Question: What is the best language to learn for beginning developers that want to work with Hashgraph?
It's a subjective question, and ...
A proposal needs 60 followers to complete the definition phase.
Once a site's definition is complete, it needs 200 committers, at least 100 of which have 200+ rep on any other site, and a high enough commitment score, as explained here.
Note that abandoned proposals that receive no activity for a period of 7 days may also be removed.
This doesn't seem like a rule that should be followed to the letter. Bioacoustics had its last commitment on December 21 and was closed 11 days later. Given that a significant part of the English-speaking world hibernates for a week or more in late December, ...
As far as I know, the commit is fulfilled when you ask and(/or?) answer 5 (10?) questions. Not sure about exact figures, as you can see.
You also get the commit slot back when (if) the site leaves beta. No idea what happens in case the site gets deleted, but I guess you get it back too.
If you have no questions to ask nor knowledge to answer, it means you ...
answering questions is indeed distracting from the very purpose of the definition phase. I made the mistake myself, I'm used to think ahead a little.
However, I agree with the proposal to store the answers that get censored though. once decision on the kind of questions being acceptable is finalized, the kind of answers that are on-topic and possible tags ...

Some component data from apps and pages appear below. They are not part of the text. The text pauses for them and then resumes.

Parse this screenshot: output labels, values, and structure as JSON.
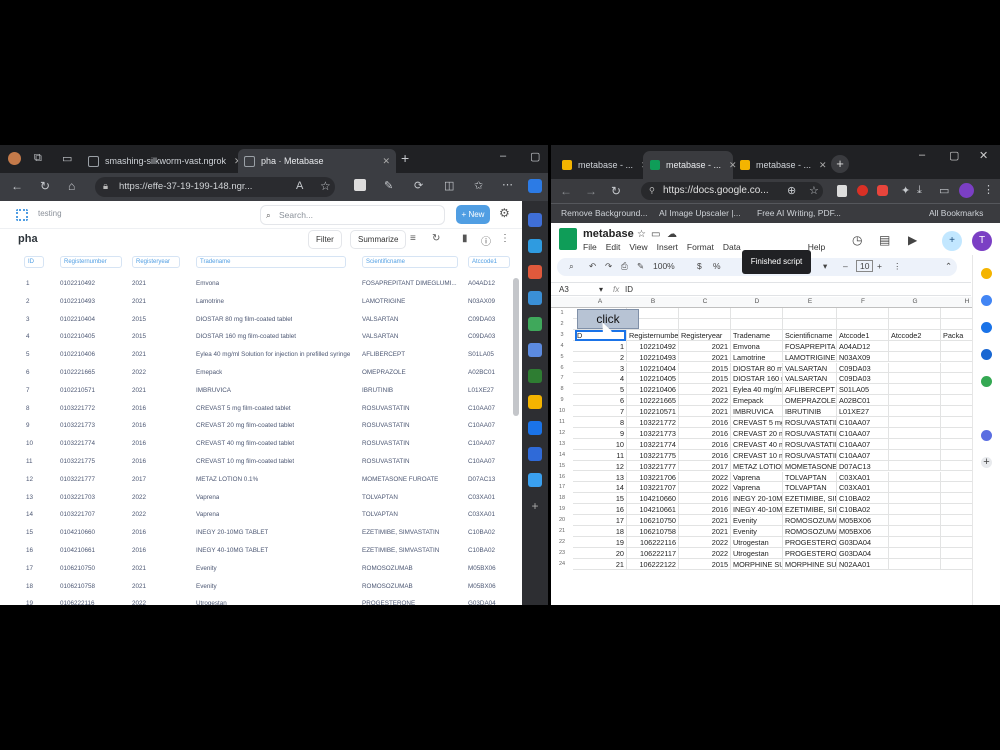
{
  "left_browser": {
    "tabs": [
      {
        "title": "smashing-silkworm-vast.ngrok"
      },
      {
        "title": "pha · Metabase"
      }
    ],
    "url": "https://effe-37-19-199-148.ngr..."
  },
  "metabase": {
    "breadcrumb": "testing",
    "search_placeholder": "Search...",
    "new_label": "New",
    "question_title": "pha",
    "filter_label": "Filter",
    "summarize_label": "Summarize",
    "columns": [
      "ID",
      "Registernumber",
      "Registeryear",
      "Tradename",
      "Scientificname",
      "Atccode1"
    ],
    "rows": [
      [
        "1",
        "0102210492",
        "2021",
        "Emvona",
        "FOSAPREPITANT DIMEGLUMI...",
        "A04AD12"
      ],
      [
        "2",
        "0102210493",
        "2021",
        "Lamotrine",
        "LAMOTRIGINE",
        "N03AX09"
      ],
      [
        "3",
        "0102210404",
        "2015",
        "DIOSTAR 80 mg film-coated tablet",
        "VALSARTAN",
        "C09DA03"
      ],
      [
        "4",
        "0102210405",
        "2015",
        "DIOSTAR 160 mg film-coated tablet",
        "VALSARTAN",
        "C09DA03"
      ],
      [
        "5",
        "0102210406",
        "2021",
        "Eylea 40 mg/ml Solution for injection in prefilled syringe",
        "AFLIBERCEPT",
        "S01LA05"
      ],
      [
        "6",
        "0102221665",
        "2022",
        "Emepack",
        "OMEPRAZOLE",
        "A02BC01"
      ],
      [
        "7",
        "0102210571",
        "2021",
        "IMBRUVICA",
        "IBRUTINIB",
        "L01XE27"
      ],
      [
        "8",
        "0103221772",
        "2016",
        "CREVAST 5 mg film-coated tablet",
        "ROSUVASTATIN",
        "C10AA07"
      ],
      [
        "9",
        "0103221773",
        "2016",
        "CREVAST 20 mg film-coated tablet",
        "ROSUVASTATIN",
        "C10AA07"
      ],
      [
        "10",
        "0103221774",
        "2016",
        "CREVAST 40 mg film-coated tablet",
        "ROSUVASTATIN",
        "C10AA07"
      ],
      [
        "11",
        "0103221775",
        "2016",
        "CREVAST 10 mg film-coated tablet",
        "ROSUVASTATIN",
        "C10AA07"
      ],
      [
        "12",
        "0103221777",
        "2017",
        "METAZ LOTION 0.1%",
        "MOMETASONE FUROATE",
        "D07AC13"
      ],
      [
        "13",
        "0103221703",
        "2022",
        "Vaprena",
        "TOLVAPTAN",
        "C03XA01"
      ],
      [
        "14",
        "0103221707",
        "2022",
        "Vaprena",
        "TOLVAPTAN",
        "C03XA01"
      ],
      [
        "15",
        "0104210660",
        "2016",
        "INEGY 20-10MG TABLET",
        "EZETIMIBE, SIMVASTATIN",
        "C10BA02"
      ],
      [
        "16",
        "0104210661",
        "2016",
        "INEGY 40-10MG TABLET",
        "EZETIMIBE, SIMVASTATIN",
        "C10BA02"
      ],
      [
        "17",
        "0106210750",
        "2021",
        "Evenity",
        "ROMOSOZUMAB",
        "M05BX06"
      ],
      [
        "18",
        "0106210758",
        "2021",
        "Evenity",
        "ROMOSOZUMAB",
        "M05BX06"
      ],
      [
        "19",
        "0106222116",
        "2022",
        "Utrogestan",
        "PROGESTERONE",
        "G03DA04"
      ]
    ]
  },
  "right_browser": {
    "tabs": [
      {
        "title": "metabase - ..."
      },
      {
        "title": "metabase - ..."
      },
      {
        "title": "metabase - ..."
      }
    ],
    "url": "https://docs.google.co...",
    "bookmarks": [
      "Remove Background...",
      "AI Image Upscaler |...",
      "Free AI Writing, PDF...",
      "All Bookmarks"
    ]
  },
  "sheets": {
    "doc_title": "metabase",
    "menu": [
      "File",
      "Edit",
      "View",
      "Insert",
      "Format",
      "Data",
      "Help"
    ],
    "tooltip": "Finished script",
    "zoom": "100%",
    "font_size": "10",
    "cell_ref": "A3",
    "formula": "ID",
    "col_letters": [
      "A",
      "B",
      "C",
      "D",
      "E",
      "F",
      "G",
      "H"
    ],
    "button_text": "click",
    "header_row": [
      "ID",
      "Registernumber",
      "Registeryear",
      "Tradename",
      "Scientificname",
      "Atccode1",
      "Atccode2",
      "Packa"
    ],
    "row_numbers": [
      "1",
      "2",
      "3",
      "4",
      "5",
      "6",
      "7",
      "8",
      "9",
      "10",
      "11",
      "12",
      "13",
      "14",
      "15",
      "16",
      "17",
      "18",
      "19",
      "20",
      "21",
      "22",
      "23",
      "24"
    ],
    "rows": [
      [
        "1",
        "102210492",
        "2021",
        "Emvona",
        "FOSAPREPITAN",
        "A04AD12"
      ],
      [
        "2",
        "102210493",
        "2021",
        "Lamotrine",
        "LAMOTRIGINE",
        "N03AX09"
      ],
      [
        "3",
        "102210404",
        "2015",
        "DIOSTAR 80 mg",
        "VALSARTAN",
        "C09DA03"
      ],
      [
        "4",
        "102210405",
        "2015",
        "DIOSTAR 160 m",
        "VALSARTAN",
        "C09DA03"
      ],
      [
        "5",
        "102210406",
        "2021",
        "Eylea 40 mg/ml",
        "AFLIBERCEPT",
        "S01LA05"
      ],
      [
        "6",
        "102221665",
        "2022",
        "Emepack",
        "OMEPRAZOLE",
        "A02BC01"
      ],
      [
        "7",
        "102210571",
        "2021",
        "IMBRUVICA",
        "IBRUTINIB",
        "L01XE27"
      ],
      [
        "8",
        "103221772",
        "2016",
        "CREVAST 5 mg",
        "ROSUVASTATIN",
        "C10AA07"
      ],
      [
        "9",
        "103221773",
        "2016",
        "CREVAST 20 m",
        "ROSUVASTATIN",
        "C10AA07"
      ],
      [
        "10",
        "103221774",
        "2016",
        "CREVAST 40 m",
        "ROSUVASTATIN",
        "C10AA07"
      ],
      [
        "11",
        "103221775",
        "2016",
        "CREVAST 10 m",
        "ROSUVASTATIN",
        "C10AA07"
      ],
      [
        "12",
        "103221777",
        "2017",
        "METAZ LOTION",
        "MOMETASONE",
        "D07AC13"
      ],
      [
        "13",
        "103221706",
        "2022",
        "Vaprena",
        "TOLVAPTAN",
        "C03XA01"
      ],
      [
        "14",
        "103221707",
        "2022",
        "Vaprena",
        "TOLVAPTAN",
        "C03XA01"
      ],
      [
        "15",
        "104210660",
        "2016",
        "INEGY 20-10MG",
        "EZETIMIBE, SIM",
        "C10BA02"
      ],
      [
        "16",
        "104210661",
        "2016",
        "INEGY 40-10MG",
        "EZETIMIBE, SIM",
        "C10BA02"
      ],
      [
        "17",
        "106210750",
        "2021",
        "Evenity",
        "ROMOSOZUMAB",
        "M05BX06"
      ],
      [
        "18",
        "106210758",
        "2021",
        "Evenity",
        "ROMOSOZUMAB",
        "M05BX06"
      ],
      [
        "19",
        "106222116",
        "2022",
        "Utrogestan",
        "PROGESTERONE",
        "G03DA04"
      ],
      [
        "20",
        "106222117",
        "2022",
        "Utrogestan",
        "PROGESTERONE",
        "G03DA04"
      ],
      [
        "21",
        "106222122",
        "2015",
        "MORPHINE SUL",
        "MORPHINE SUL",
        "N02AA01"
      ],
      [
        "22",
        "106222122",
        "2015",
        "MORPHINE SUL",
        "MORPHINE SUL",
        "N02AA01"
      ],
      [
        "23",
        "106222123",
        "2016",
        "GLYCOPYRRON",
        "GLYCOPYRRON",
        "A03AB02"
      ],
      [
        "24",
        "106222123",
        "2016",
        "GLYCOPYRRON",
        "GLYCOPYRRON",
        "A03AB02"
      ]
    ]
  },
  "colors": {
    "metabase_blue": "#509ee3",
    "sheets_green": "#0f9d58",
    "selection_blue": "#1a73e8"
  }
}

It is obviously sensible that there is no interface to write answers to example questions. However I think that answers in comments shouldn't necessarily be deleted, for a simple reason:
The quality and nature of an answer can shed light on the quality of the question.
Q: "What is 2 + 2?" A: "It's 4. Simple."
Lesson learned: The question is too ...